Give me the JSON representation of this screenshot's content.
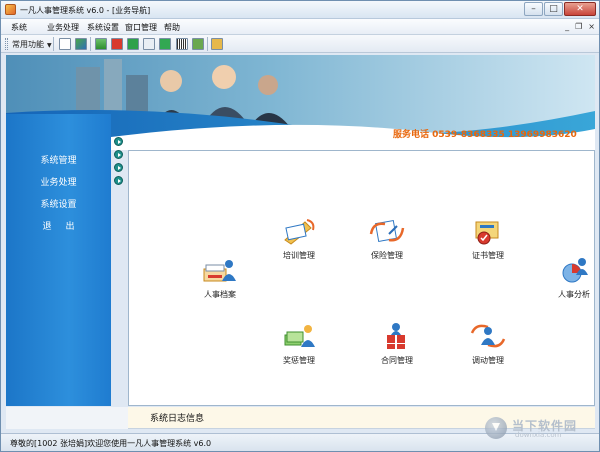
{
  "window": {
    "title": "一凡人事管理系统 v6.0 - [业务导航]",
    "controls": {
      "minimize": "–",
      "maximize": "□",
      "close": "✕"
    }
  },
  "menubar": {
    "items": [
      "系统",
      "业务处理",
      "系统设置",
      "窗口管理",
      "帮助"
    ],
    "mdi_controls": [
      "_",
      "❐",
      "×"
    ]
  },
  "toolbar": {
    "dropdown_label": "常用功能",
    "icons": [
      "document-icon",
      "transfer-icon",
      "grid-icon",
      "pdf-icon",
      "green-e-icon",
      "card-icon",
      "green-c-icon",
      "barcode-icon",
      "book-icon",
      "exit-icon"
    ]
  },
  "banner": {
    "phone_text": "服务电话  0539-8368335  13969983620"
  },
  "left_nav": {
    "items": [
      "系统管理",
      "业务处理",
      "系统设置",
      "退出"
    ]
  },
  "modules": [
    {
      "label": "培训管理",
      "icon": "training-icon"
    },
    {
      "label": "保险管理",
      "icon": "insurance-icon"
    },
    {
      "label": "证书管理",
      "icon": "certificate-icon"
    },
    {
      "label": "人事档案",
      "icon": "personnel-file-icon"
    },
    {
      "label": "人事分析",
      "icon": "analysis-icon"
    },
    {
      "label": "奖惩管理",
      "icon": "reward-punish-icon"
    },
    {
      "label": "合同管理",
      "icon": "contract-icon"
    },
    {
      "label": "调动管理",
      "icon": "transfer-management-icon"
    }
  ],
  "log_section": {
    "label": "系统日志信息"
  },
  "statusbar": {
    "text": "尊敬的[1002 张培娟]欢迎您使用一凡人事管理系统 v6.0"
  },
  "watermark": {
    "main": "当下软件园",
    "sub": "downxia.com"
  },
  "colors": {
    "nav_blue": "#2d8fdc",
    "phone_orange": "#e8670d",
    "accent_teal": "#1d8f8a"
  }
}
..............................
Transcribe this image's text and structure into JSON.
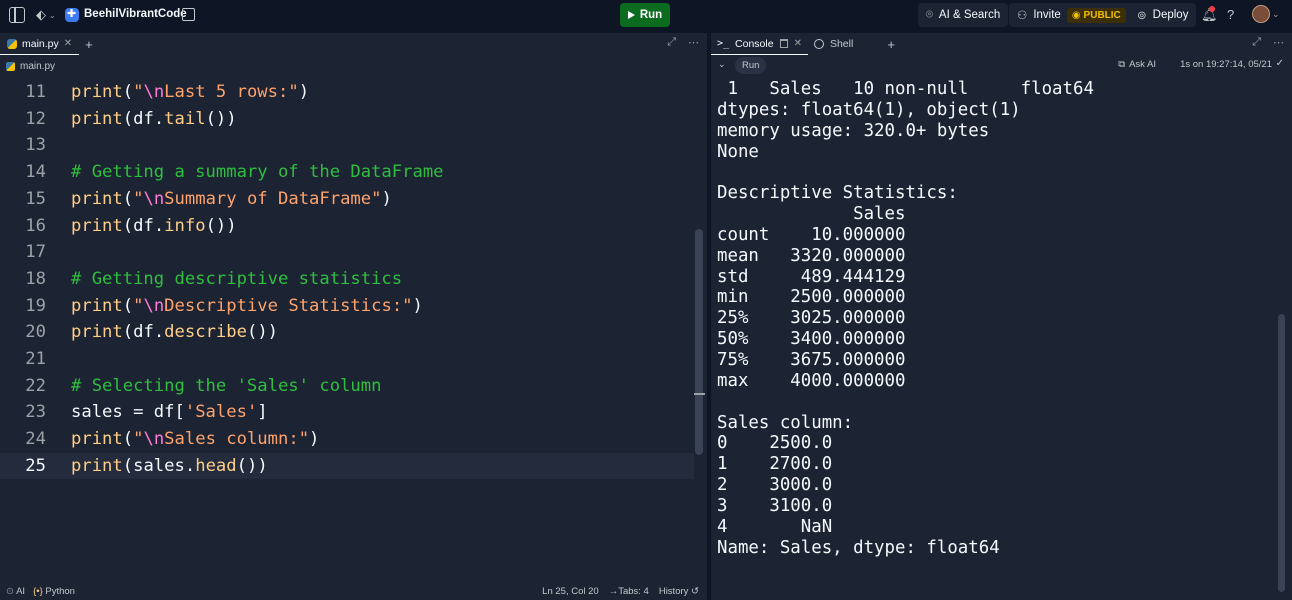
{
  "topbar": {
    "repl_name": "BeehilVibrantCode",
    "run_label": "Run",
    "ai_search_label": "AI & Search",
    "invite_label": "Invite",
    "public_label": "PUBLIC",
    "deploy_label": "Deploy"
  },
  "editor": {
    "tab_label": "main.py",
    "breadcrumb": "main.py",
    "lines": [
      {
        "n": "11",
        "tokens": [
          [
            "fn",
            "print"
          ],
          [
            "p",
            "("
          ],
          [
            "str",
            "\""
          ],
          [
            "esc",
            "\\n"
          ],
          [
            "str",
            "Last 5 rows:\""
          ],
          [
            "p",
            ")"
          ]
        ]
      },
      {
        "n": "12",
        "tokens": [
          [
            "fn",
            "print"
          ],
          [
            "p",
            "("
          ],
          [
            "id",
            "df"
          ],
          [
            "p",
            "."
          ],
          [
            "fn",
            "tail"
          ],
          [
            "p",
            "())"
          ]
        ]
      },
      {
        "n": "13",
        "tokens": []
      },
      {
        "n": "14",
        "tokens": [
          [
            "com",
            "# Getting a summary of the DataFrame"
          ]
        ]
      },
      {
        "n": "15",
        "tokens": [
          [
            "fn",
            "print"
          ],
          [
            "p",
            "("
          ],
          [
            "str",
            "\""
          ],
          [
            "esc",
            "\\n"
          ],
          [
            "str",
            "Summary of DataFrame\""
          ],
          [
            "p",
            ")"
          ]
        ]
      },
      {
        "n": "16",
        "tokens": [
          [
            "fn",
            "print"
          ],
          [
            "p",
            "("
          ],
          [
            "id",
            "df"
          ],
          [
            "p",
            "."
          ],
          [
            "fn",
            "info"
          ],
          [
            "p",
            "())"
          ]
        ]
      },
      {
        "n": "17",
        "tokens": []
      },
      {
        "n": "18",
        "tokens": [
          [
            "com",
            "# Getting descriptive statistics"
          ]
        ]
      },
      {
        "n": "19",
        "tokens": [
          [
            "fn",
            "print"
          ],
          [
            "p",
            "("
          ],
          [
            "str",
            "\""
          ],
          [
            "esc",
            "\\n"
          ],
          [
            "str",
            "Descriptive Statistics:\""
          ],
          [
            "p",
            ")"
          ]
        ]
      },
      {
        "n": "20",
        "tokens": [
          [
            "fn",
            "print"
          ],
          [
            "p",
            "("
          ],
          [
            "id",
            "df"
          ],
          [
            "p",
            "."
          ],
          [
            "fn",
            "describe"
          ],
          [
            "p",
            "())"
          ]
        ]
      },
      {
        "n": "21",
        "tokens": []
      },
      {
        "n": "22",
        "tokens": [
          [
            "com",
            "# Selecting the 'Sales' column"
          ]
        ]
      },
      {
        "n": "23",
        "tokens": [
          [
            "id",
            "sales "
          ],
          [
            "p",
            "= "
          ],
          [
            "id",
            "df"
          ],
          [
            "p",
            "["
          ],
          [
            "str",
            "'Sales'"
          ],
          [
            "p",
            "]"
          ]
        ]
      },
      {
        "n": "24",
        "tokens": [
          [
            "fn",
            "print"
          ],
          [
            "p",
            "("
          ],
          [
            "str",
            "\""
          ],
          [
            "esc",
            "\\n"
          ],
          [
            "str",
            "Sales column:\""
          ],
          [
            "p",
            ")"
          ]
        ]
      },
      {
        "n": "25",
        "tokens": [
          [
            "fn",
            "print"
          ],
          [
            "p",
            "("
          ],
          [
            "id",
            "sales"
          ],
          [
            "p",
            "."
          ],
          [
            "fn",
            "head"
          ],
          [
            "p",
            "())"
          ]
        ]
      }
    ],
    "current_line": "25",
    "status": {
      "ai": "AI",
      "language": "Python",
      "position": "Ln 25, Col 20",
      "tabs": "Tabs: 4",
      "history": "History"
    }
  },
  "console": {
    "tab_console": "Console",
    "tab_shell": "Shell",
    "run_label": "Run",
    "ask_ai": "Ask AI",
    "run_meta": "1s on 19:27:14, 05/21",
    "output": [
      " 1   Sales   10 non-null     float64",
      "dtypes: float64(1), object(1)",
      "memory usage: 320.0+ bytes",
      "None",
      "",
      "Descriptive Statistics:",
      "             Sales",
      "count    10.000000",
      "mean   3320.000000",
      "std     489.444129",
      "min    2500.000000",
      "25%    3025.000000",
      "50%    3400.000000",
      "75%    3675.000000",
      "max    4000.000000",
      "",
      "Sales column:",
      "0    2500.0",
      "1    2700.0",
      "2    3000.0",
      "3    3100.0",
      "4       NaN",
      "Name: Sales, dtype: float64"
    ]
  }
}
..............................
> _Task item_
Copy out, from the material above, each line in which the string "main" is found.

> _Task response_
    "main": "当下软件园",
    "tab_label": "main.py",
    "breadcrumb": "main.py",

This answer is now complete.